Task goal:
Write each entry down again precisely, skipping nothing.

Dataset records:
[Start of section]
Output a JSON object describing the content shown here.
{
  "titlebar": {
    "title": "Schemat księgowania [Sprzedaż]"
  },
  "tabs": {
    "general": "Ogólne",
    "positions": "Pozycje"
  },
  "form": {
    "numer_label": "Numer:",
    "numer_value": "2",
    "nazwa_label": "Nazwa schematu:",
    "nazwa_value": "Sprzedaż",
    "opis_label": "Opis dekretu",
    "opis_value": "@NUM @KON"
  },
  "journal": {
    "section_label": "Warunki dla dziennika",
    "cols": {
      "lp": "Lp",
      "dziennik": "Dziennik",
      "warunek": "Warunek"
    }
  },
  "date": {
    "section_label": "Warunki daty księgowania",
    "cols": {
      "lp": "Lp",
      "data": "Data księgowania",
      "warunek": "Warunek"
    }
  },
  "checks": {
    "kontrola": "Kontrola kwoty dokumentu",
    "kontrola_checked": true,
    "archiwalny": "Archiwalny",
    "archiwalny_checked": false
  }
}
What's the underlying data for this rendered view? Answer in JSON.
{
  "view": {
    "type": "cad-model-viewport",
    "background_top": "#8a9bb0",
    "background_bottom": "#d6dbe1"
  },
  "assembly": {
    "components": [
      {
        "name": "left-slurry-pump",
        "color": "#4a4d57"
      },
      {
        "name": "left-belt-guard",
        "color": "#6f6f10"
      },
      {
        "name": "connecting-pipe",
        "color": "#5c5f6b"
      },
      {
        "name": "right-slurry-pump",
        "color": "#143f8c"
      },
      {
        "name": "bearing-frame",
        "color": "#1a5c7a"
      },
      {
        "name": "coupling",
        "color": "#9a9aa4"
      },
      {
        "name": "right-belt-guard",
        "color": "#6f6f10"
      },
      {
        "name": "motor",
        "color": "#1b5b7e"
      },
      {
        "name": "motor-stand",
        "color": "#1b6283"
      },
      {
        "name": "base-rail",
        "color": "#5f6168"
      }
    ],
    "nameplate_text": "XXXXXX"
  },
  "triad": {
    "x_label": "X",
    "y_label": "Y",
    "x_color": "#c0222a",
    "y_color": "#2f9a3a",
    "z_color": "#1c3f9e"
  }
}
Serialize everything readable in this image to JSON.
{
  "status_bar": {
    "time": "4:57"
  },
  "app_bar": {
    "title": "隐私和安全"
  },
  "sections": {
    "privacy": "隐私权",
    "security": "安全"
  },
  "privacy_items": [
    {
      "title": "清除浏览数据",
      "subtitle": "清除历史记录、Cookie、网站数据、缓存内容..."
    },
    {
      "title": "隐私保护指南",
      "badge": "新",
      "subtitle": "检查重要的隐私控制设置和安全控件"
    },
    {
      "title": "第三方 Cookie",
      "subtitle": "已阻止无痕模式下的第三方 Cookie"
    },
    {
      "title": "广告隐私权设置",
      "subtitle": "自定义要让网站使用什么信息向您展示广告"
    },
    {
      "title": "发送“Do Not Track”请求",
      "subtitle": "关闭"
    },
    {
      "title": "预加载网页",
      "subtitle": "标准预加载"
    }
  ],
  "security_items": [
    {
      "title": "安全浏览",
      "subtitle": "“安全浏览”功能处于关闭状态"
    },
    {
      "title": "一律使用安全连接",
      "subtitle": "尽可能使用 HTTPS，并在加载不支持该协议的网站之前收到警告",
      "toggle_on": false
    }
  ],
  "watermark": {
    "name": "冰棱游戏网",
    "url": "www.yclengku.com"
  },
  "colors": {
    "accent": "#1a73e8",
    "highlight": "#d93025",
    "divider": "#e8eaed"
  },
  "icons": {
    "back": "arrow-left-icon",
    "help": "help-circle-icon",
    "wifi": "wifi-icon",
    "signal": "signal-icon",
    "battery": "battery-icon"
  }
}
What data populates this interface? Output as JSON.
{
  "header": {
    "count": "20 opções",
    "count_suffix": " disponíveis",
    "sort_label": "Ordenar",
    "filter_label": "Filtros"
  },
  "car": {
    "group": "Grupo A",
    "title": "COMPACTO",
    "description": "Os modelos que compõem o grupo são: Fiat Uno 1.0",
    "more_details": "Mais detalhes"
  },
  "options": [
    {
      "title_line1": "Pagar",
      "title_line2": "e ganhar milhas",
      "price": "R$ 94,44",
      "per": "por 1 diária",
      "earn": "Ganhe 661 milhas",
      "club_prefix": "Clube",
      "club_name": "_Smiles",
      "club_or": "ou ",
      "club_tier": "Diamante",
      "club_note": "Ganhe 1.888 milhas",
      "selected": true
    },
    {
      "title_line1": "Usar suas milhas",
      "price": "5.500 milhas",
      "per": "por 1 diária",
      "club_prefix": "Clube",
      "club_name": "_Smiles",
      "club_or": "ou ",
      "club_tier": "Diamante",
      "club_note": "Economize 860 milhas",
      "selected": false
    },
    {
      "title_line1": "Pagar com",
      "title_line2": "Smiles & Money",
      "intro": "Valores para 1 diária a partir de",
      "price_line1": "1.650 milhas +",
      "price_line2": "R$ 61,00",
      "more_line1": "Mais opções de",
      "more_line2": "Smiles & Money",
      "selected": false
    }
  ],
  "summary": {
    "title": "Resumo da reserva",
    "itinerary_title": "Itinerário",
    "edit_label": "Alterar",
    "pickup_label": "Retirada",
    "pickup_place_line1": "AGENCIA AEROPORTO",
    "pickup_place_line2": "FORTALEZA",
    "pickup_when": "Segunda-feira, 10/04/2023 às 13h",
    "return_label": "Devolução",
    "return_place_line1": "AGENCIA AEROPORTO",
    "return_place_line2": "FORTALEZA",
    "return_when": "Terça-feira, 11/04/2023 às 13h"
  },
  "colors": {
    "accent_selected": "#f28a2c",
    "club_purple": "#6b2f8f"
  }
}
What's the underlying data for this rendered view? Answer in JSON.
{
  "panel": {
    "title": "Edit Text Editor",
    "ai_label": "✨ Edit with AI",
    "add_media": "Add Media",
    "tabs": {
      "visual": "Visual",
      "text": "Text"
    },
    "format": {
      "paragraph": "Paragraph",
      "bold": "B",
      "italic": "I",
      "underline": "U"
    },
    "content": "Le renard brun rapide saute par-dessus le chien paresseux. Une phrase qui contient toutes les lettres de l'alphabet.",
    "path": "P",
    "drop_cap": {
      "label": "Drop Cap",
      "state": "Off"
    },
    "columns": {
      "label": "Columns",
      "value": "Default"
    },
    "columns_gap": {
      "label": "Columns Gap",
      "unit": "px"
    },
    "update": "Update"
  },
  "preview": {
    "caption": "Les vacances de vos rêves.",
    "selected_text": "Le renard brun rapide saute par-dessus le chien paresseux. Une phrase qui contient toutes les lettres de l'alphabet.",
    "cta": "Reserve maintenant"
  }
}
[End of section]
Exercise answer:
Output a JSON object describing the content shown here.
{
  "titlebar": {
    "title": "Schemat księgowania [Sprzedaż]"
  },
  "tabs": {
    "general": "Ogólne",
    "positions": "Pozycje"
  },
  "form": {
    "numer_label": "Numer:",
    "numer_value": "2",
    "nazwa_label": "Nazwa schematu:",
    "nazwa_value": "Sprzedaż",
    "opis_label": "Opis dekretu",
    "opis_value": "@NUM @KON"
  },
  "journal": {
    "section_label": "Warunki dla dziennika",
    "cols": {
      "lp": "Lp",
      "dziennik": "Dziennik",
      "warunek": "Warunek"
    }
  },
  "date": {
    "section_label": "Warunki daty księgowania",
    "cols": {
      "lp": "Lp",
      "data": "Data księgowania",
      "warunek": "Warunek"
    }
  },
  "checks": {
    "kontrola": "Kontrola kwoty dokumentu",
    "kontrola_checked": true,
    "archiwalny": "Archiwalny",
    "archiwalny_checked": false
  }
}
What's the underlying data for this rendered view? Answer in JSON.
{
  "view": {
    "type": "cad-model-viewport",
    "background_top": "#8a9bb0",
    "background_bottom": "#d6dbe1"
  },
  "assembly": {
    "components": [
      {
        "name": "left-slurry-pump",
        "color": "#4a4d57"
      },
      {
        "name": "left-belt-guard",
        "color": "#6f6f10"
      },
      {
        "name": "connecting-pipe",
        "color": "#5c5f6b"
      },
      {
        "name": "right-slurry-pump",
        "color": "#143f8c"
      },
      {
        "name": "bearing-frame",
        "color": "#1a5c7a"
      },
      {
        "name": "coupling",
        "color": "#9a9aa4"
      },
      {
        "name": "right-belt-guard",
        "color": "#6f6f10"
      },
      {
        "name": "motor",
        "color": "#1b5b7e"
      },
      {
        "name": "motor-stand",
        "color": "#1b6283"
      },
      {
        "name": "base-rail",
        "color": "#5f6168"
      }
    ],
    "nameplate_text": "XXXXXX"
  },
  "triad": {
    "x_label": "X",
    "y_label": "Y",
    "x_color": "#c0222a",
    "y_color": "#2f9a3a",
    "z_color": "#1c3f9e"
  }
}
Serialize everything readable in this image to JSON.
{
  "status_bar": {
    "time": "4:57"
  },
  "app_bar": {
    "title": "隐私和安全"
  },
  "sections": {
    "privacy": "隐私权",
    "security": "安全"
  },
  "privacy_items": [
    {
      "title": "清除浏览数据",
      "subtitle": "清除历史记录、Cookie、网站数据、缓存内容..."
    },
    {
      "title": "隐私保护指南",
      "badge": "新",
      "subtitle": "检查重要的隐私控制设置和安全控件"
    },
    {
      "title": "第三方 Cookie",
      "subtitle": "已阻止无痕模式下的第三方 Cookie"
    },
    {
      "title": "广告隐私权设置",
      "subtitle": "自定义要让网站使用什么信息向您展示广告"
    },
    {
      "title": "发送“Do Not Track”请求",
      "subtitle": "关闭"
    },
    {
      "title": "预加载网页",
      "subtitle": "标准预加载"
    }
  ],
  "security_items": [
    {
      "title": "安全浏览",
      "subtitle": "“安全浏览”功能处于关闭状态"
    },
    {
      "title": "一律使用安全连接",
      "subtitle": "尽可能使用 HTTPS，并在加载不支持该协议的网站之前收到警告",
      "toggle_on": false
    }
  ],
  "watermark": {
    "name": "冰棱游戏网",
    "url": "www.yclengku.com"
  },
  "colors": {
    "accent": "#1a73e8",
    "highlight": "#d93025",
    "divider": "#e8eaed"
  },
  "icons": {
    "back": "arrow-left-icon",
    "help": "help-circle-icon",
    "wifi": "wifi-icon",
    "signal": "signal-icon",
    "battery": "battery-icon"
  }
}
What data populates this interface? Output as JSON.
{
  "header": {
    "count": "20 opções",
    "count_suffix": " disponíveis",
    "sort_label": "Ordenar",
    "filter_label": "Filtros"
  },
  "car": {
    "group": "Grupo A",
    "title": "COMPACTO",
    "description": "Os modelos que compõem o grupo são: Fiat Uno 1.0",
    "more_details": "Mais detalhes"
  },
  "options": [
    {
      "title_line1": "Pagar",
      "title_line2": "e ganhar milhas",
      "price": "R$ 94,44",
      "per": "por 1 diária",
      "earn": "Ganhe 661 milhas",
      "club_prefix": "Clube",
      "club_name": "_Smiles",
      "club_or": "ou ",
      "club_tier": "Diamante",
      "club_note": "Ganhe 1.888 milhas",
      "selected": true
    },
    {
      "title_line1": "Usar suas milhas",
      "price": "5.500 milhas",
      "per": "por 1 diária",
      "club_prefix": "Clube",
      "club_name": "_Smiles",
      "club_or": "ou ",
      "club_tier": "Diamante",
      "club_note": "Economize 860 milhas",
      "selected": false
    },
    {
      "title_line1": "Pagar com",
      "title_line2": "Smiles & Money",
      "intro": "Valores para 1 diária a partir de",
      "price_line1": "1.650 milhas +",
      "price_line2": "R$ 61,00",
      "more_line1": "Mais opções de",
      "more_line2": "Smiles & Money",
      "selected": false
    }
  ],
  "summary": {
    "title": "Resumo da reserva",
    "itinerary_title": "Itinerário",
    "edit_label": "Alterar",
    "pickup_label": "Retirada",
    "pickup_place_line1": "AGENCIA AEROPORTO",
    "pickup_place_line2": "FORTALEZA",
    "pickup_when": "Segunda-feira, 10/04/2023 às 13h",
    "return_label": "Devolução",
    "return_place_line1": "AGENCIA AEROPORTO",
    "return_place_line2": "FORTALEZA",
    "return_when": "Terça-feira, 11/04/2023 às 13h"
  },
  "colors": {
    "accent_selected": "#f28a2c",
    "club_purple": "#6b2f8f"
  }
}
What's the underlying data for this rendered view? Answer in JSON.
{
  "panel": {
    "title": "Edit Text Editor",
    "ai_label": "✨ Edit with AI",
    "add_media": "Add Media",
    "tabs": {
      "visual": "Visual",
      "text": "Text"
    },
    "format": {
      "paragraph": "Paragraph",
      "bold": "B",
      "italic": "I",
      "underline": "U"
    },
    "content": "Le renard brun rapide saute par-dessus le chien paresseux. Une phrase qui contient toutes les lettres de l'alphabet.",
    "path": "P",
    "drop_cap": {
      "label": "Drop Cap",
      "state": "Off"
    },
    "columns": {
      "label": "Columns",
      "value": "Default"
    },
    "columns_gap": {
      "label": "Columns Gap",
      "unit": "px"
    },
    "update": "Update"
  },
  "preview": {
    "caption": "Les vacances de vos rêves.",
    "selected_text": "Le renard brun rapide saute par-dessus le chien paresseux. Une phrase qui contient toutes les lettres de l'alphabet.",
    "cta": "Reserve maintenant"
  }
}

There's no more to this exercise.